|Published Online: June 22, 2015||$US5.00|
'Education for Sustainability' (EfS) has as wide a range of contested meanings as the word 'sustainability' itself but an urgent need for EfS is evidenced by a growing body of literature on the topic in the past decade. A principal challenge for proponents of EfS is the matter of where to begin. For example, if sustainability is described as comprising three or four key dimensions (environmental, social, economic and, increasingly, cultural) then this commonly provides the mandate for multidisciplinary university teaching programmes that begin with streams or cores around the environmental sciences, economics and other social sciences. This is usually based on the belief that as students progress, they will be able to integrate these different elements into a meaningful whole, or that one or two anchor courses will provide the missing links to understand sustainability in a holistic fashion. However, there has been considerable debate, particularly since the publication of the Brundtland Report in 1987, about the harm that is caused, however inadvertently, by maintaining dualisms or sub-classified distinctions between nature and society. This presents problems for the conventional learning models used by most universities where the compartmentalisation of knowledge, particularly at entry level, is a given. It also begs the question as to whether much can be done for the EfS agenda at a tertiary entry point when almost twenty years will already have passed in the learning trajectory of any given individual. In this paper, therefore, we acknowledge the larger problem of framing EfS in the context of the life path of individuals where prior contact with nature in experiential terms and familiarity with interdisciplinary thinking and practices will vary.
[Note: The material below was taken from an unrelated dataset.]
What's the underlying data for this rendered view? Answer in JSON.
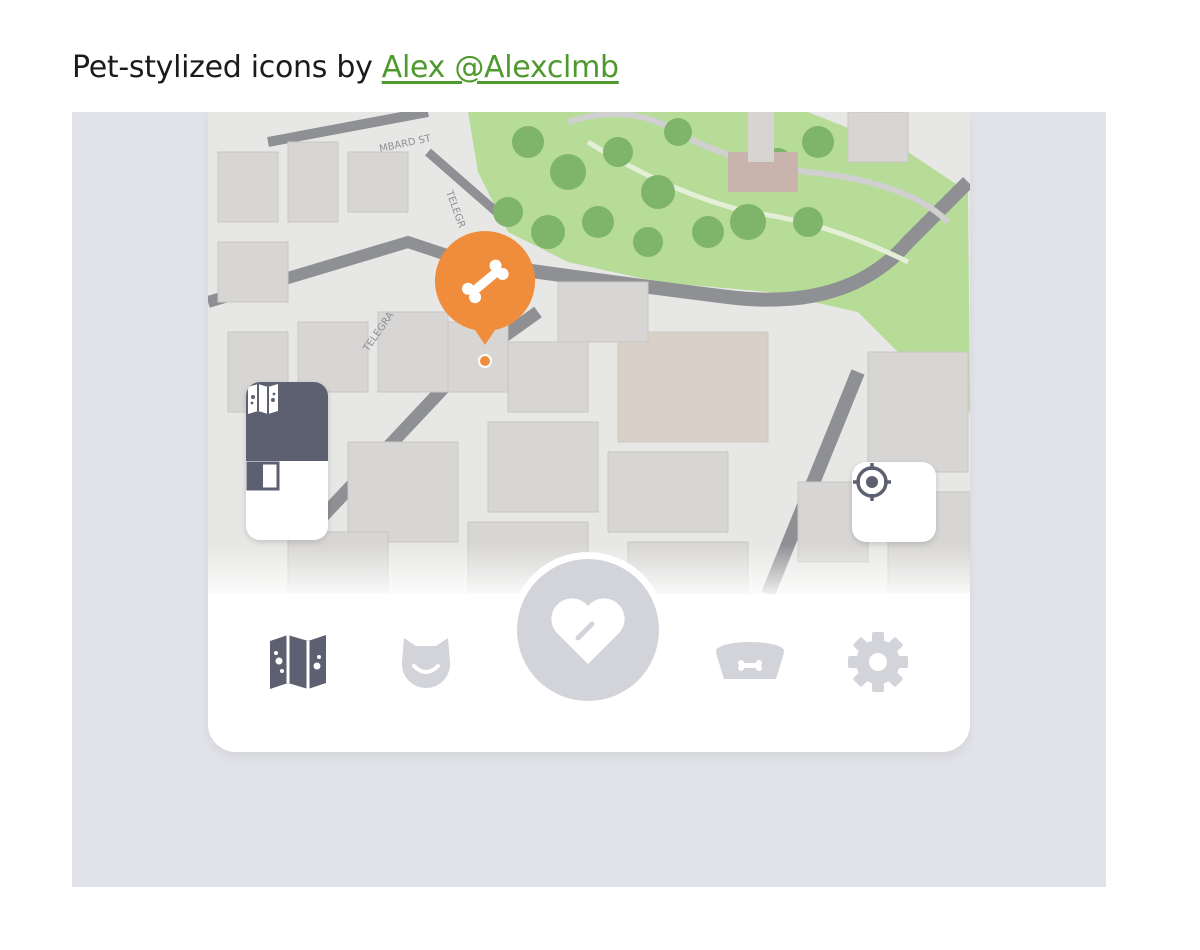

We posit a framework for course content at the tertiary level within a post- secondary school pathway for EfS. The pathway has an interdisciplinary approach, enabling a broad introduction and an integrating conclusion at both undergraduate and postgraduate levels, while providing for a more detailed exploration of aspects of sustainability within individual discipline areas. It also provides for the sequential translation of theory into practice throughout a lifetime of learning. As a key part of that translation, the significance of continuing professional development (CPD) within the professions is noted. We conclude with a research agenda for pre- and post-tertiary EfS.
|Keywords:||Education for Sustainability, Lifelong Learning, Tertiary Curriculum|
Senior Lecturer, Environmental Policy and Urban and Regional Planning, Faculty of Environment, Society and Design, Lincoln University, Christchurch, Canterbury, New Zealand
PhD Candidate, School of Landscape Architecture, Faculty of Environment, Society and Design, Lincoln University, Christchurch, Canterbury, New Zealand
Associate Professor, School of Landscape Architecture, Faculty of Environment, Society, and Design, Lincoln University, Christchurch, Canterbury, New Zealand
Director Isaac Centre for Nature Conservation, Faculty of Environment, Society and Design, Lincoln University, Christchurch, Canterbury, New Zealand